Salisbury Symphony Orchestra
About Salisbury Symphony Orchestra

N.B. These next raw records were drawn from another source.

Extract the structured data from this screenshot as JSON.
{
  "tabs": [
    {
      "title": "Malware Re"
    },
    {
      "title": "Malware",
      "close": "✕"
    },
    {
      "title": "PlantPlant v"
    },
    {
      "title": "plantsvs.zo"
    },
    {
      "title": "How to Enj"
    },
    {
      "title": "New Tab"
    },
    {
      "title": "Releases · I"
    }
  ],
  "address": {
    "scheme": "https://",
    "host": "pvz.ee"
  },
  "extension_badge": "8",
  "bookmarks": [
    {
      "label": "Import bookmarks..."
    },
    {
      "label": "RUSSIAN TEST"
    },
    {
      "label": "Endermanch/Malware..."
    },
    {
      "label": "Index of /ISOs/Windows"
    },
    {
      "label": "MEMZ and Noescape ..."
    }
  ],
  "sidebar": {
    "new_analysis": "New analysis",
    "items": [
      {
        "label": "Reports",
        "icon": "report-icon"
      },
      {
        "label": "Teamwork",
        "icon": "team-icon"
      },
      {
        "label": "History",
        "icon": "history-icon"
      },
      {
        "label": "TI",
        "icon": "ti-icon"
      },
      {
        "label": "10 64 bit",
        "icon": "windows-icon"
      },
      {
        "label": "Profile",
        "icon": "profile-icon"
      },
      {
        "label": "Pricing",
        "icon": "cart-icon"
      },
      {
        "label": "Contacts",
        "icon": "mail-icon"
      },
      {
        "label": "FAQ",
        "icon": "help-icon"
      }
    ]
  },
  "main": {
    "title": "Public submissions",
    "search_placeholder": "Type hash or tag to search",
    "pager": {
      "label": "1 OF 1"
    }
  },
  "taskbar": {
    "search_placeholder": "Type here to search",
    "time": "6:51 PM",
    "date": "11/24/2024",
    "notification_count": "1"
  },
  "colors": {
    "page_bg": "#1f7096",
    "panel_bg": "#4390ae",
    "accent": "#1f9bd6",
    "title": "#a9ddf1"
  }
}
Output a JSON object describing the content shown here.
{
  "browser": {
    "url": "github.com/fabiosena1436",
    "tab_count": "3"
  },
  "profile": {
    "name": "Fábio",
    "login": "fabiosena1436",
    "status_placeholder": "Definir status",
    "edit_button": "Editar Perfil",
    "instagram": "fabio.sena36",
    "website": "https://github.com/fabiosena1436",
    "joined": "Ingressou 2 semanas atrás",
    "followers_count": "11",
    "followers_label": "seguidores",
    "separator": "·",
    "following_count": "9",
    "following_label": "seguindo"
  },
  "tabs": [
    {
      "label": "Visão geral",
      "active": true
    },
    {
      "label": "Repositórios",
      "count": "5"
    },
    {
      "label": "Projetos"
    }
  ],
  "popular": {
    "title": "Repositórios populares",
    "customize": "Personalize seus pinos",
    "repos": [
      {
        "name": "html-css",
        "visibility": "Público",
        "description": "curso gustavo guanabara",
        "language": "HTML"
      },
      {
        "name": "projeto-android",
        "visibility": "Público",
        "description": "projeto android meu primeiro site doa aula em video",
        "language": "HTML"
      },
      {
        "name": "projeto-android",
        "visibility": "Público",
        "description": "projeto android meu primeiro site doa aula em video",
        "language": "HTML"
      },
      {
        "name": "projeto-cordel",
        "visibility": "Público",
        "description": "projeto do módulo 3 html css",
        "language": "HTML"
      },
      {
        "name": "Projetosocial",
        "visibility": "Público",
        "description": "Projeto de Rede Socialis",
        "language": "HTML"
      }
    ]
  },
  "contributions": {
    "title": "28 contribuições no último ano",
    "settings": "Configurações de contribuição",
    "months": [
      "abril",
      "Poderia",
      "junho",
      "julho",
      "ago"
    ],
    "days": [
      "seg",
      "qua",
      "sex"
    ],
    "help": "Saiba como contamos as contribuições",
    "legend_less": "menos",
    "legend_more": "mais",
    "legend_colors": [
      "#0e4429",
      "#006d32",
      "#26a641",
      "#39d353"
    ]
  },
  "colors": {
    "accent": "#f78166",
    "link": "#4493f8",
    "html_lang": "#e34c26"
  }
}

One of the glories of English music is the establishment of fine amateur symphony orchestras which give regular concerts in the communities from which they draw their players. Salisbury Symphony Orchestra is a prime example. Formed as the Salisbury Orchestral Society in 1917 under the presidency of Sir Edward Elgar and the baton of the organist of Salisbury Cathedral, Sir Walter Alcock, the orchestra is now approaching its centenary. We usually give three concerts each year: two in Salisbury City Hall (November and March/April) and a summer concert in the Cathedral, accompanying our sister choral organisation, the Salisbury Musical Society. We are particularly fortunate in accompanying some of the finest soloists in the country. Our core repertoire consists of major works for full symphony orchestra from the Romantic era and the 20th Century, although earlier works are often included in concert programmes. We are continually aspiring to the highest level of musical performance, led by our dynamic conductor, David Halls, the Cathedral’s Director of Music. Membership of the orchestra is drawn from a wide variety of musicans, most of whom live within a 30 mile radius of Salisbury. Rehearsals are held on Friday evenings in the South Wilts Grammar School. The Orchestra is affiliated to Making Music, which represents and supports amateur vocal and instrumental music throughout the UK.